Beefeater is a London-centric brand by name, location, and definition. Its name conveys classic British history, a nod to the guards at the Tower of London.
On a recent press trip to London, I had the chance to tour the Beefeater Distillery with master distiller Desmond Payne. He taught us a bit of gin history, showed us the difference between Beefeater and the newer brand, Beefeater 24, and let us peek our heads into the copper stills.
Besides juniper, Beefeater adds Seville orange peel, coriander seed, almond, licorice, angelica root, lemon peel, orris root, and angelica seed.
Last year, Beefeater went through 200 samples of juniper berries, gin’s favorite botanical, selecting five to create its custom blend. This room holds between 4 and 5 months worth of berries: that’s 10-15 tons!
Desmond Payne launched Beefeater 24 in 2009. His lightbulb idea: tea as a botanical.
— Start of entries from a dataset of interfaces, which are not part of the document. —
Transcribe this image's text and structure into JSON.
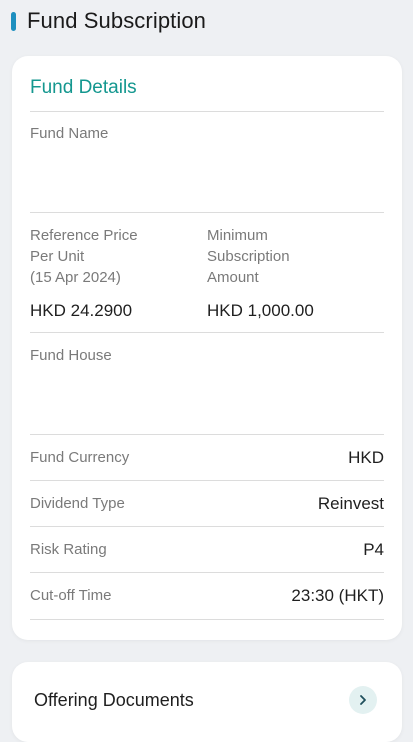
{
  "header": {
    "title": "Fund Subscription"
  },
  "fund_details": {
    "title": "Fund Details",
    "fund_name_label": "Fund Name",
    "fund_name_value": "",
    "reference_price_label_line1": "Reference Price",
    "reference_price_label_line2": "Per Unit",
    "reference_price_label_line3": "(15 Apr 2024)",
    "reference_price_value": "HKD 24.2900",
    "min_subscription_label_line1": "Minimum",
    "min_subscription_label_line2": "Subscription",
    "min_subscription_label_line3": "Amount",
    "min_subscription_value": "HKD 1,000.00",
    "fund_house_label": "Fund House",
    "fund_house_value": "",
    "rows": [
      {
        "label": "Fund Currency",
        "value": "HKD"
      },
      {
        "label": "Dividend Type",
        "value": "Reinvest"
      },
      {
        "label": "Risk Rating",
        "value": "P4"
      },
      {
        "label": "Cut-off Time",
        "value": "23:30 (HKT)"
      }
    ]
  },
  "documents": {
    "label": "Offering Documents",
    "icon": "chevron-right-icon"
  },
  "colors": {
    "accent": "#14978f",
    "header_bar": "#1d8fbf",
    "background": "#eef0f3"
  }
}
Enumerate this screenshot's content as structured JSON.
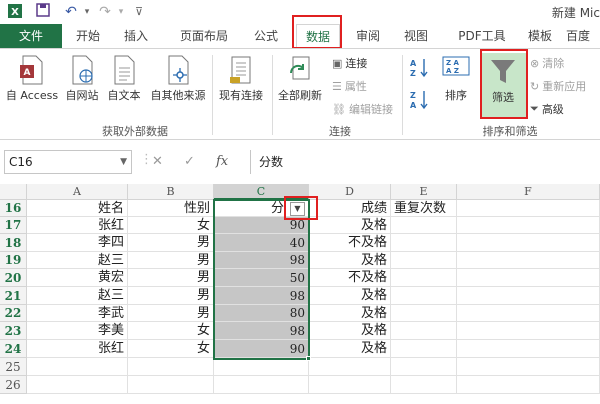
{
  "app": {
    "title": "新建 Mic"
  },
  "tabs": [
    {
      "label": "文件"
    },
    {
      "label": "开始"
    },
    {
      "label": "插入"
    },
    {
      "label": "页面布局"
    },
    {
      "label": "公式"
    },
    {
      "label": "数据"
    },
    {
      "label": "审阅"
    },
    {
      "label": "视图"
    },
    {
      "label": "PDF工具"
    },
    {
      "label": "模板"
    },
    {
      "label": "百度"
    }
  ],
  "ribbon": {
    "external": {
      "access": "自 Access",
      "web": "自网站",
      "text": "自文本",
      "other": "自其他来源",
      "existing": "现有连接",
      "group": "获取外部数据"
    },
    "connections": {
      "refresh": "全部刷新",
      "connect": "连接",
      "properties": "属性",
      "edit_links": "编辑链接",
      "group": "连接"
    },
    "sortfilter": {
      "sort": "排序",
      "filter": "筛选",
      "clear": "清除",
      "reapply": "重新应用",
      "advanced": "高级",
      "group": "排序和筛选"
    }
  },
  "formula_bar": {
    "name_box": "C16",
    "cancel": "✕",
    "enter": "✓",
    "fx": "fx",
    "value": "分数"
  },
  "grid": {
    "columns": [
      "A",
      "B",
      "C",
      "D",
      "E",
      "F"
    ],
    "rows": [
      {
        "n": "16",
        "a": "姓名",
        "b": "性别",
        "c": "分",
        "d": "成绩",
        "e": "重复次数"
      },
      {
        "n": "17",
        "a": "张红",
        "b": "女",
        "c": "90",
        "d": "及格",
        "e": ""
      },
      {
        "n": "18",
        "a": "李四",
        "b": "男",
        "c": "40",
        "d": "不及格",
        "e": ""
      },
      {
        "n": "19",
        "a": "赵三",
        "b": "男",
        "c": "98",
        "d": "及格",
        "e": ""
      },
      {
        "n": "20",
        "a": "黄宏",
        "b": "男",
        "c": "50",
        "d": "不及格",
        "e": ""
      },
      {
        "n": "21",
        "a": "赵三",
        "b": "男",
        "c": "98",
        "d": "及格",
        "e": ""
      },
      {
        "n": "22",
        "a": "李武",
        "b": "男",
        "c": "80",
        "d": "及格",
        "e": ""
      },
      {
        "n": "23",
        "a": "李美",
        "b": "女",
        "c": "98",
        "d": "及格",
        "e": ""
      },
      {
        "n": "24",
        "a": "张红",
        "b": "女",
        "c": "90",
        "d": "及格",
        "e": ""
      },
      {
        "n": "25",
        "a": "",
        "b": "",
        "c": "",
        "d": "",
        "e": ""
      },
      {
        "n": "26",
        "a": "",
        "b": "",
        "c": "",
        "d": "",
        "e": ""
      }
    ]
  },
  "colors": {
    "accent": "#217346",
    "highlight": "#e02020",
    "selection": "#c6c6c6"
  }
}
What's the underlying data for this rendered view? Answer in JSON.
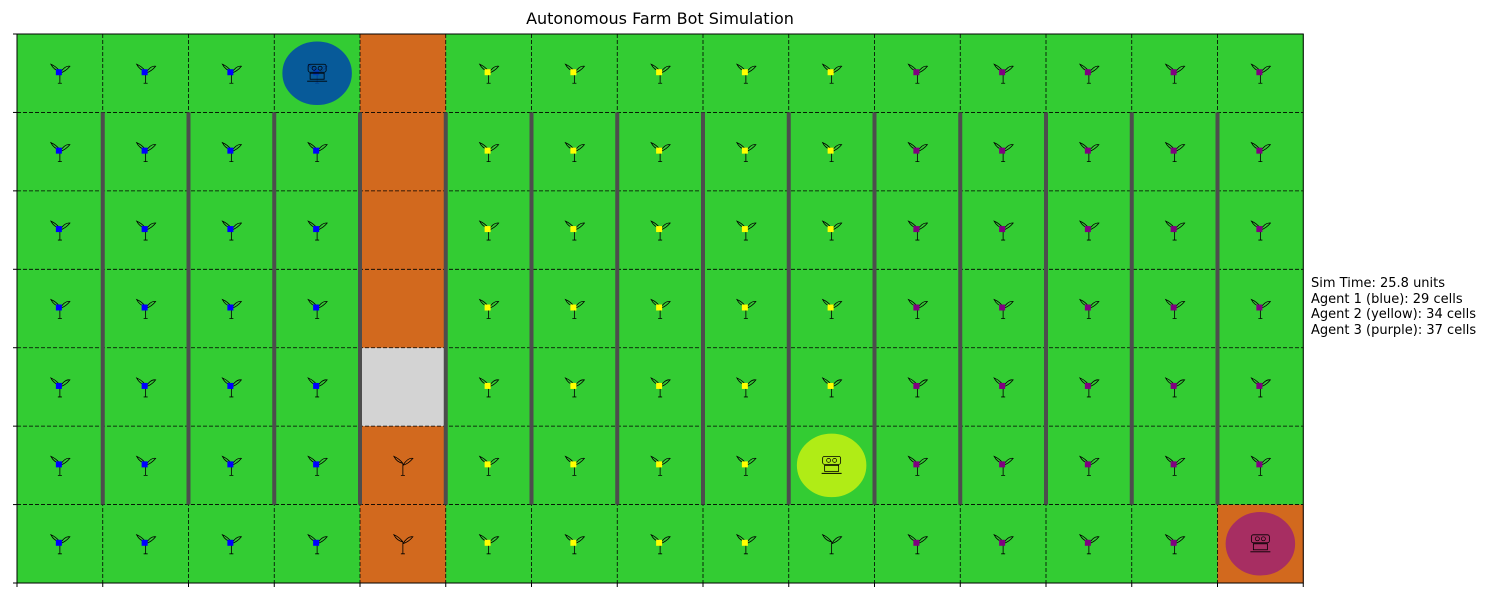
{
  "title": "Autonomous Farm Bot Simulation",
  "grid": {
    "rows": 7,
    "cols": 15,
    "cell_types": [
      "GGGGSGGGGGGGGGG",
      "GGGGSGGGGGGGGGG",
      "GGGGSGGGGGGGGGG",
      "GGGGSGGGGGGGGGG",
      "GGGGXGGGGGGGGGG",
      "GGGGSGGGGGGGGGG",
      "GGGGSGGGGGGGGGS"
    ],
    "markers": [
      "BBBB.YYYYYPPPPP",
      "BBBB.YYYYYPPPPP",
      "BBBB.YYYYYPPPPP",
      "BBBB.YYYYYPPPPP",
      "BBBB.YYYYYPPPPP",
      "BBBB.YYYY.PPPPP",
      "BBBB.YYYY.PPPP."
    ],
    "plants": [
      "111101111111111",
      "111101111111111",
      "111101111111111",
      "111101111111111",
      "111101111111111",
      "111111111011111",
      "111111111111110"
    ]
  },
  "colors": {
    "grass": "#33cc33",
    "soil": "#d2691e",
    "blocked": "#d3d3d3",
    "fence": "#4d4d4d",
    "marker_blue": "#0000ff",
    "marker_yellow": "#ffff00",
    "marker_purple": "#800080"
  },
  "agents": [
    {
      "name": "Agent 1",
      "color_name": "blue",
      "fill": "#0047ab",
      "row": 0,
      "col": 3
    },
    {
      "name": "Agent 2",
      "color_name": "yellow",
      "fill": "#c6f211",
      "row": 5,
      "col": 9
    },
    {
      "name": "Agent 3",
      "color_name": "purple",
      "fill": "#a0246e",
      "row": 6,
      "col": 14
    }
  ],
  "info": {
    "sim_time": "Sim Time: 25.8 units",
    "agent1": "Agent 1 (blue): 29 cells",
    "agent2": "Agent 2 (yellow): 34 cells",
    "agent3": "Agent 3 (purple): 37 cells"
  }
}
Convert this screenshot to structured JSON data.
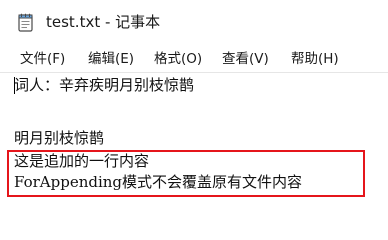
{
  "window": {
    "title": "test.txt - 记事本",
    "app_icon": "notepad-icon"
  },
  "menu": {
    "items": [
      {
        "label": "文件(F)"
      },
      {
        "label": "编辑(E)"
      },
      {
        "label": "格式(O)"
      },
      {
        "label": "查看(V)"
      },
      {
        "label": "帮助(H)"
      }
    ]
  },
  "document": {
    "lines": [
      "词人：辛弃疾明月别枝惊鹊",
      "",
      "明月别枝惊鹊",
      "这是追加的一行内容",
      "ForAppending模式不会覆盖原有文件内容"
    ]
  },
  "annotation": {
    "highlight_color": "#e5151b"
  }
}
Since there’s so much tannin in black teas, Desmond instead chose Japanese sencha tea and Chinese green tea to combine with more traditional botanicals. His final addition: grapefruit peel.
The botanicals, along with the neutral grain spirit, steep inside the copper pot still for 24 hours, elevating the complexity of the gin. Desmond’s the only person alive who knows the exact formula.
As the spirit comes through the safes post-distillation, cuts are taken to determine perfection. Beefeater collects the middle cut, known as the heart.